(DESCRIPTION OF THE TASK): Looking at the listing below, give the number of lines in which the string "icon" appears, and add nothing else.

(RECORDS SHOWN):

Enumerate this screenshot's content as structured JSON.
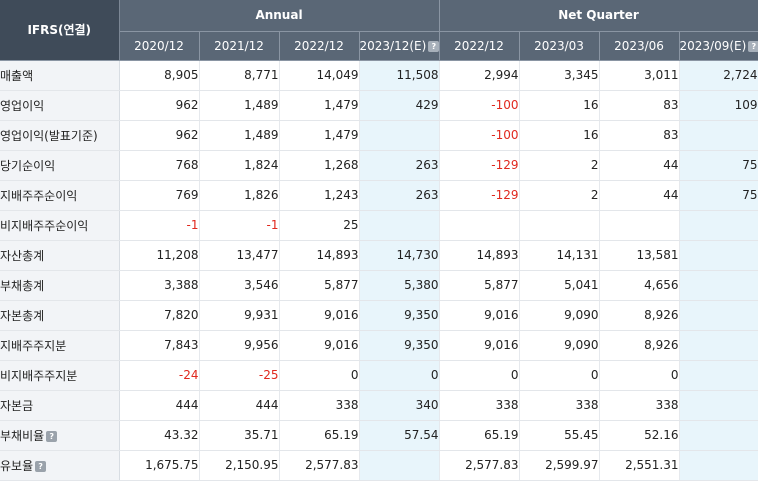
{
  "header": {
    "ifrs_label": "IFRS(연결)",
    "annual_label": "Annual",
    "quarter_label": "Net Quarter",
    "annual_periods": [
      "2020/12",
      "2021/12",
      "2022/12",
      "2023/12(E)"
    ],
    "quarter_periods": [
      "2022/12",
      "2023/03",
      "2023/06",
      "2023/09(E)"
    ],
    "help_glyph": "?"
  },
  "rows": [
    {
      "label": "매출액",
      "indent": false,
      "help": false,
      "values": [
        "8,905",
        "8,771",
        "14,049",
        "11,508",
        "2,994",
        "3,345",
        "3,011",
        "2,724"
      ]
    },
    {
      "label": "영업이익",
      "indent": false,
      "help": false,
      "values": [
        "962",
        "1,489",
        "1,479",
        "429",
        "-100",
        "16",
        "83",
        "109"
      ]
    },
    {
      "label": "영업이익(발표기준)",
      "indent": false,
      "help": false,
      "values": [
        "962",
        "1,489",
        "1,479",
        "",
        "-100",
        "16",
        "83",
        ""
      ]
    },
    {
      "label": "당기순이익",
      "indent": false,
      "help": false,
      "values": [
        "768",
        "1,824",
        "1,268",
        "263",
        "-129",
        "2",
        "44",
        "75"
      ]
    },
    {
      "label": "지배주주순이익",
      "indent": true,
      "help": false,
      "values": [
        "769",
        "1,826",
        "1,243",
        "263",
        "-129",
        "2",
        "44",
        "75"
      ]
    },
    {
      "label": "비지배주주순이익",
      "indent": true,
      "help": false,
      "values": [
        "-1",
        "-1",
        "25",
        "",
        "",
        "",
        "",
        ""
      ]
    },
    {
      "label": "자산총계",
      "indent": false,
      "help": false,
      "values": [
        "11,208",
        "13,477",
        "14,893",
        "14,730",
        "14,893",
        "14,131",
        "13,581",
        ""
      ]
    },
    {
      "label": "부채총계",
      "indent": false,
      "help": false,
      "values": [
        "3,388",
        "3,546",
        "5,877",
        "5,380",
        "5,877",
        "5,041",
        "4,656",
        ""
      ]
    },
    {
      "label": "자본총계",
      "indent": false,
      "help": false,
      "values": [
        "7,820",
        "9,931",
        "9,016",
        "9,350",
        "9,016",
        "9,090",
        "8,926",
        ""
      ]
    },
    {
      "label": "지배주주지분",
      "indent": true,
      "help": false,
      "values": [
        "7,843",
        "9,956",
        "9,016",
        "9,350",
        "9,016",
        "9,090",
        "8,926",
        ""
      ]
    },
    {
      "label": "비지배주주지분",
      "indent": true,
      "help": false,
      "values": [
        "-24",
        "-25",
        "0",
        "0",
        "0",
        "0",
        "0",
        ""
      ]
    },
    {
      "label": "자본금",
      "indent": false,
      "help": false,
      "values": [
        "444",
        "444",
        "338",
        "340",
        "338",
        "338",
        "338",
        ""
      ]
    },
    {
      "label": "부채비율",
      "indent": false,
      "help": true,
      "values": [
        "43.32",
        "35.71",
        "65.19",
        "57.54",
        "65.19",
        "55.45",
        "52.16",
        ""
      ]
    },
    {
      "label": "유보율",
      "indent": false,
      "help": true,
      "values": [
        "1,675.75",
        "2,150.95",
        "2,577.83",
        "",
        "2,577.83",
        "2,599.97",
        "2,551.31",
        ""
      ]
    }
  ],
  "colors": {
    "header_bg": "#5a6776",
    "header_dark": "#3f4b59",
    "label_bg": "#f2f4f7",
    "estimate_bg": "#e8f5fb",
    "negative": "#e0281e"
  }
}
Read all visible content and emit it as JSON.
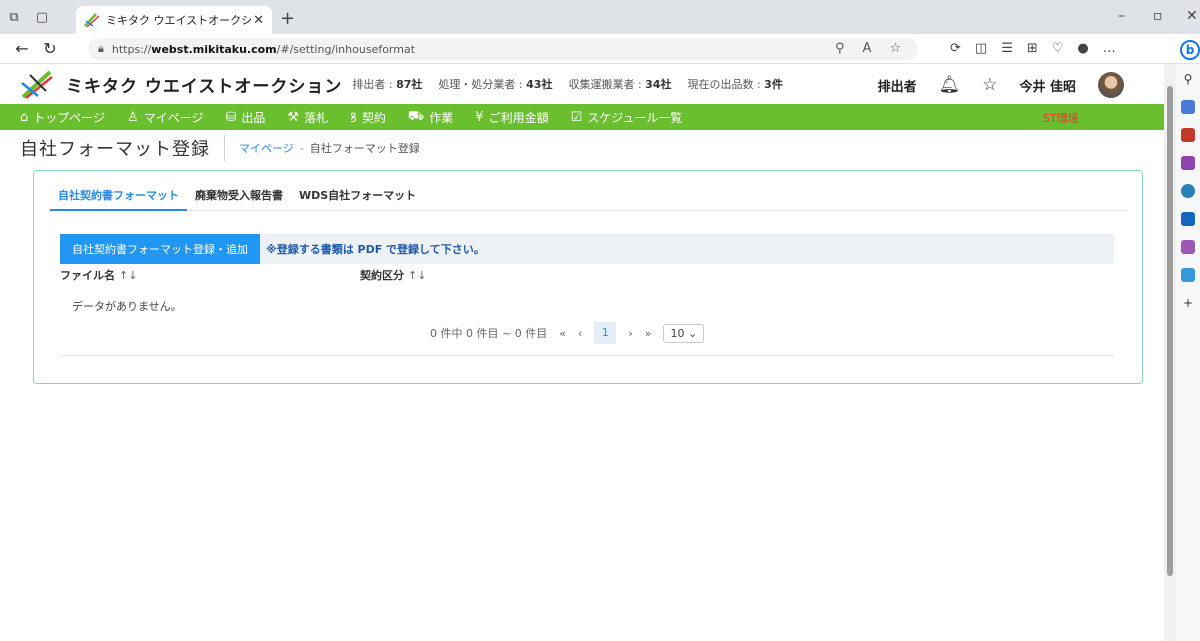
{
  "browser": {
    "tab_title": "ミキタク ウエイストオークション",
    "url_prefix": "https://",
    "url_host": "webst.mikitaku.com",
    "url_path": "/#/setting/inhouseformat"
  },
  "header": {
    "brand": "ミキタク ウエイストオークション",
    "stats": [
      {
        "label": "排出者 : ",
        "value": "87社"
      },
      {
        "label": "処理・処分業者 : ",
        "value": "43社"
      },
      {
        "label": "収集運搬業者 : ",
        "value": "34社"
      },
      {
        "label": "現在の出品数 : ",
        "value": "3件"
      }
    ],
    "role": "排出者",
    "user_name": "今井 佳昭"
  },
  "menu": {
    "items": [
      {
        "icon": "home-icon",
        "label": "トップページ"
      },
      {
        "icon": "user-icon",
        "label": "マイページ"
      },
      {
        "icon": "listing-icon",
        "label": "出品"
      },
      {
        "icon": "gavel-icon",
        "label": "落札"
      },
      {
        "icon": "contract-icon",
        "label": "契約"
      },
      {
        "icon": "work-icon",
        "label": "作業"
      },
      {
        "icon": "yen-icon",
        "label": "ご利用金額"
      },
      {
        "icon": "schedule-icon",
        "label": "スケジュール一覧"
      }
    ],
    "env_label": "ST環境"
  },
  "page": {
    "title": "自社フォーマット登録",
    "breadcrumb_link": "マイページ",
    "breadcrumb_sep": "-",
    "breadcrumb_current": "自社フォーマット登録"
  },
  "tabs": {
    "items": [
      "自社契約書フォーマット",
      "廃棄物受入報告書",
      "WDS自社フォーマット"
    ],
    "active": 0
  },
  "toolbar": {
    "add_button": "自社契約書フォーマット登録・追加",
    "note": "※登録する書類は PDF で登録して下さい。"
  },
  "table": {
    "columns": [
      "ファイル名",
      "契約区分"
    ],
    "empty_text": "データがありません。"
  },
  "pager": {
    "summary": "0 件中 0 件目 ~ 0 件目",
    "current_page": "1",
    "page_size": "10"
  },
  "colors": {
    "menu_green": "#6abf2e",
    "accent_blue": "#2196f3",
    "card_border": "#8ed4b8",
    "env_red": "#e53935"
  }
}
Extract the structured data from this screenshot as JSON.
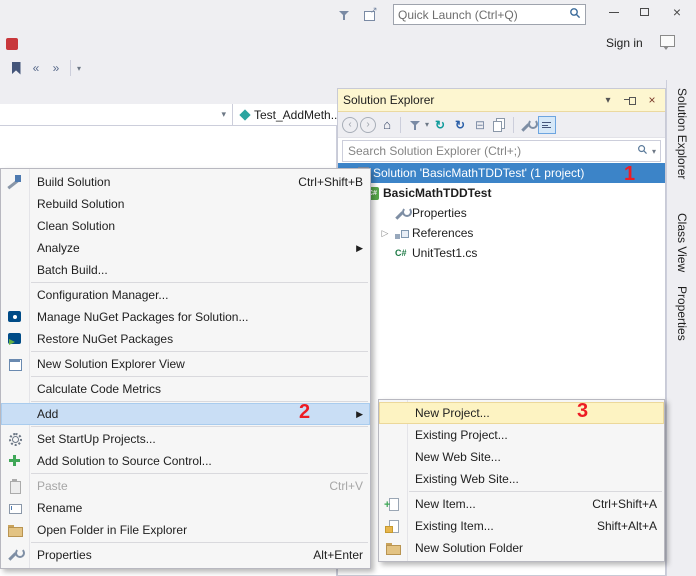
{
  "titlebar": {
    "quick_launch_placeholder": "Quick Launch (Ctrl+Q)",
    "sign_in": "Sign in"
  },
  "editor": {
    "method_dropdown": "Test_AddMeth..."
  },
  "solution_explorer": {
    "title": "Solution Explorer",
    "search_placeholder": "Search Solution Explorer (Ctrl+;)",
    "tree": [
      {
        "label": "Solution 'BasicMathTDDTest' (1 project)"
      },
      {
        "label": "BasicMathTDDTest"
      },
      {
        "label": "Properties"
      },
      {
        "label": "References"
      },
      {
        "label": "UnitTest1.cs"
      }
    ]
  },
  "side_tabs": [
    {
      "label": "Solution Explorer"
    },
    {
      "label": "Class View"
    },
    {
      "label": "Properties"
    }
  ],
  "context_menu": {
    "items": [
      {
        "label": "Build Solution",
        "shortcut": "Ctrl+Shift+B"
      },
      {
        "label": "Rebuild Solution"
      },
      {
        "label": "Clean Solution"
      },
      {
        "label": "Analyze"
      },
      {
        "label": "Batch Build..."
      },
      {
        "label": "Configuration Manager..."
      },
      {
        "label": "Manage NuGet Packages for Solution..."
      },
      {
        "label": "Restore NuGet Packages"
      },
      {
        "label": "New Solution Explorer View"
      },
      {
        "label": "Calculate Code Metrics"
      },
      {
        "label": "Add"
      },
      {
        "label": "Set StartUp Projects..."
      },
      {
        "label": "Add Solution to Source Control..."
      },
      {
        "label": "Paste",
        "shortcut": "Ctrl+V"
      },
      {
        "label": "Rename"
      },
      {
        "label": "Open Folder in File Explorer"
      },
      {
        "label": "Properties",
        "shortcut": "Alt+Enter"
      }
    ]
  },
  "add_submenu": {
    "items": [
      {
        "label": "New Project..."
      },
      {
        "label": "Existing Project..."
      },
      {
        "label": "New Web Site..."
      },
      {
        "label": "Existing Web Site..."
      },
      {
        "label": "New Item...",
        "shortcut": "Ctrl+Shift+A"
      },
      {
        "label": "Existing Item...",
        "shortcut": "Shift+Alt+A"
      },
      {
        "label": "New Solution Folder"
      }
    ]
  },
  "annotations": {
    "n1": "1",
    "n2": "2",
    "n3": "3"
  }
}
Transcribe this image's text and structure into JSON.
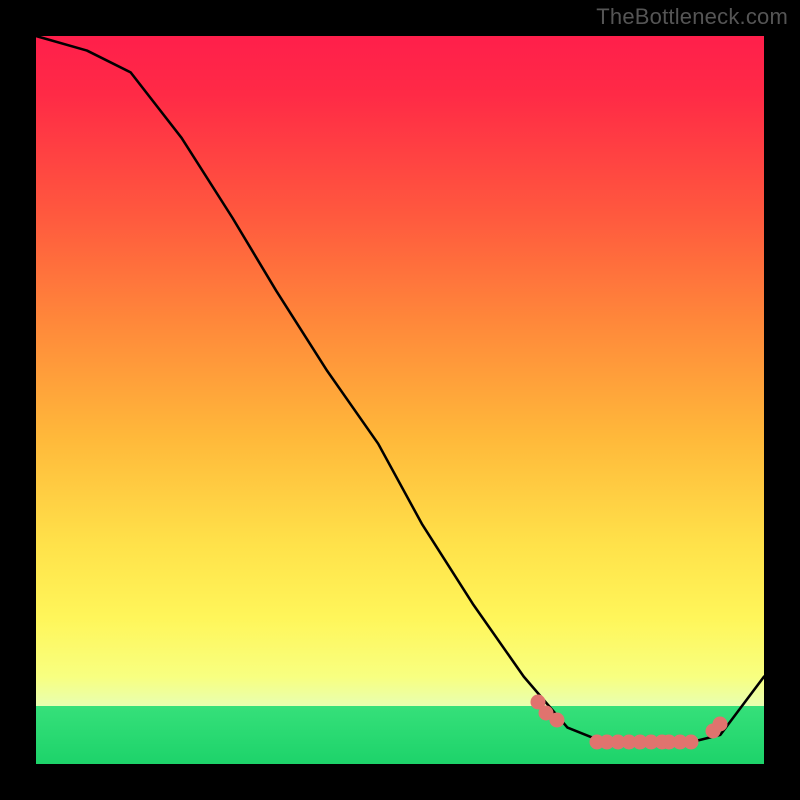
{
  "watermark": "TheBottleneck.com",
  "chart_data": {
    "type": "line",
    "title": "",
    "xlabel": "",
    "ylabel": "",
    "xlim": [
      0,
      100
    ],
    "ylim": [
      0,
      100
    ],
    "grid": false,
    "legend": false,
    "series": [
      {
        "name": "curve",
        "x": [
          0,
          7,
          13,
          20,
          27,
          33,
          40,
          47,
          53,
          60,
          67,
          73,
          78,
          82,
          86,
          90,
          94,
          97,
          100
        ],
        "values": [
          100,
          98,
          95,
          86,
          75,
          65,
          54,
          44,
          33,
          22,
          12,
          5,
          3,
          3,
          3,
          3,
          4,
          8,
          12
        ]
      },
      {
        "name": "threshold-dots",
        "x": [
          69,
          70,
          71.5,
          77,
          78.5,
          80,
          81.5,
          83,
          84.5,
          86,
          87,
          88.5,
          90,
          93,
          94
        ],
        "values": [
          8.5,
          7,
          6,
          3,
          3,
          3,
          3,
          3,
          3,
          3,
          3,
          3,
          3,
          4.5,
          5.5
        ]
      }
    ],
    "gradient_stops": {
      "top": "#ff1f4b",
      "mid": "#ffe24a",
      "bottom": "#1dd36a"
    }
  }
}
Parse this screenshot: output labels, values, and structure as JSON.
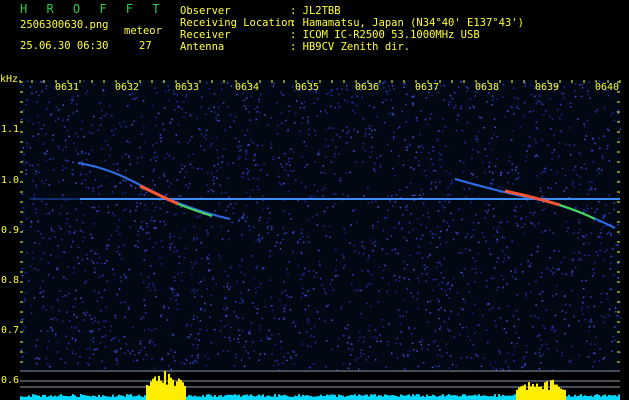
{
  "header": {
    "station": "H R O F F T",
    "filename": "2506300630.png",
    "datetime": "25.06.30 06:30",
    "meteor_label": "meteor",
    "meteor_count": "27",
    "observer_label": "Observer",
    "observer_value": ": JL2TBB",
    "location_label": "Receiving Location",
    "location_value": ": Hamamatsu, Japan (N34°40' E137°43')",
    "receiver_label": "Receiver",
    "receiver_value": ": ICOM IC-R2500 53.1000MHz USB",
    "antenna_label": "Antenna",
    "antenna_value": ": HB9CV Zenith dir."
  },
  "axis": {
    "unit": "kHz",
    "time_labels": [
      "0631",
      "0632",
      "0633",
      "0634",
      "0635",
      "0636",
      "0637",
      "0638",
      "0639",
      "0640"
    ],
    "freq_labels": [
      "1.1",
      "1.0",
      "0.9",
      "0.8",
      "0.7",
      "0.6"
    ]
  },
  "colors": {
    "background": "#000000",
    "text_yellow": "#ffff33",
    "text_green": "#2ecc40",
    "carrier": "#3a8cff",
    "noise": "#1a2a9a",
    "histogram_base": "#00d8ff",
    "histogram_peak": "#ffee00"
  }
}
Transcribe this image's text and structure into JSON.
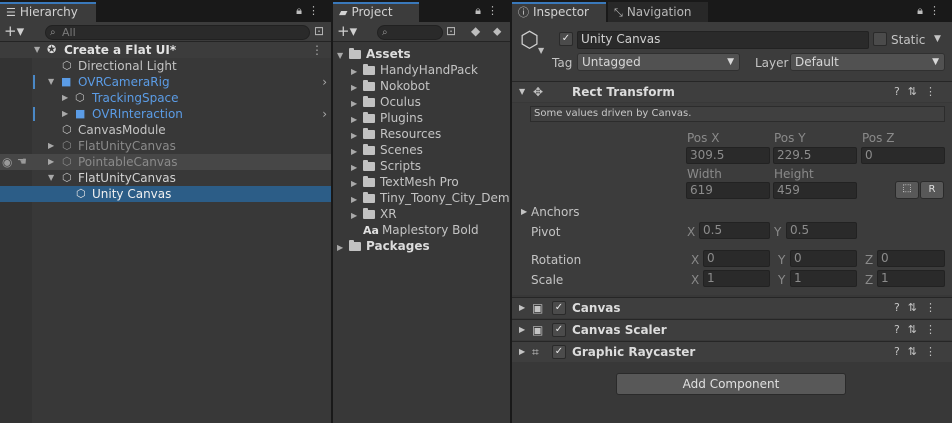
{
  "hierarchy": {
    "tab_label": "Hierarchy",
    "search_placeholder": "All",
    "scene_name": "Create a Flat UI*",
    "items": [
      {
        "label": "Directional Light"
      },
      {
        "label": "OVRCameraRig"
      },
      {
        "label": "TrackingSpace"
      },
      {
        "label": "OVRInteraction"
      },
      {
        "label": "CanvasModule"
      },
      {
        "label": "FlatUnityCanvas"
      },
      {
        "label": "PointableCanvas"
      },
      {
        "label": "FlatUnityCanvas"
      },
      {
        "label": "Unity Canvas"
      }
    ]
  },
  "project": {
    "tab_label": "Project",
    "root": "Assets",
    "folders": [
      "HandyHandPack",
      "Nokobot",
      "Oculus",
      "Plugins",
      "Resources",
      "Scenes",
      "Scripts",
      "TextMesh Pro",
      "Tiny_Toony_City_Demo",
      "XR"
    ],
    "font_asset_prefix": "Aa",
    "font_asset": "Maplestory Bold",
    "packages": "Packages"
  },
  "inspector": {
    "tab_label": "Inspector",
    "nav_tab_label": "Navigation",
    "object_name": "Unity Canvas",
    "static_label": "Static",
    "tag_label": "Tag",
    "tag_value": "Untagged",
    "layer_label": "Layer",
    "layer_value": "Default",
    "rect_transform": {
      "title": "Rect Transform",
      "note": "Some values driven by Canvas.",
      "pos_x_label": "Pos X",
      "pos_x": "309.5",
      "pos_y_label": "Pos Y",
      "pos_y": "229.5",
      "pos_z_label": "Pos Z",
      "pos_z": "0",
      "width_label": "Width",
      "width": "619",
      "height_label": "Height",
      "height": "459",
      "r_button": "R",
      "anchors_label": "Anchors",
      "pivot_label": "Pivot",
      "pivot_x": "0.5",
      "pivot_y": "0.5",
      "rotation_label": "Rotation",
      "rot_x": "0",
      "rot_y": "0",
      "rot_z": "0",
      "scale_label": "Scale",
      "scale_x": "1",
      "scale_y": "1",
      "scale_z": "1",
      "x": "X",
      "y": "Y",
      "z": "Z"
    },
    "components": [
      "Canvas",
      "Canvas Scaler",
      "Graphic Raycaster"
    ],
    "add_component": "Add Component"
  }
}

(WRITTEN ANSWER): 8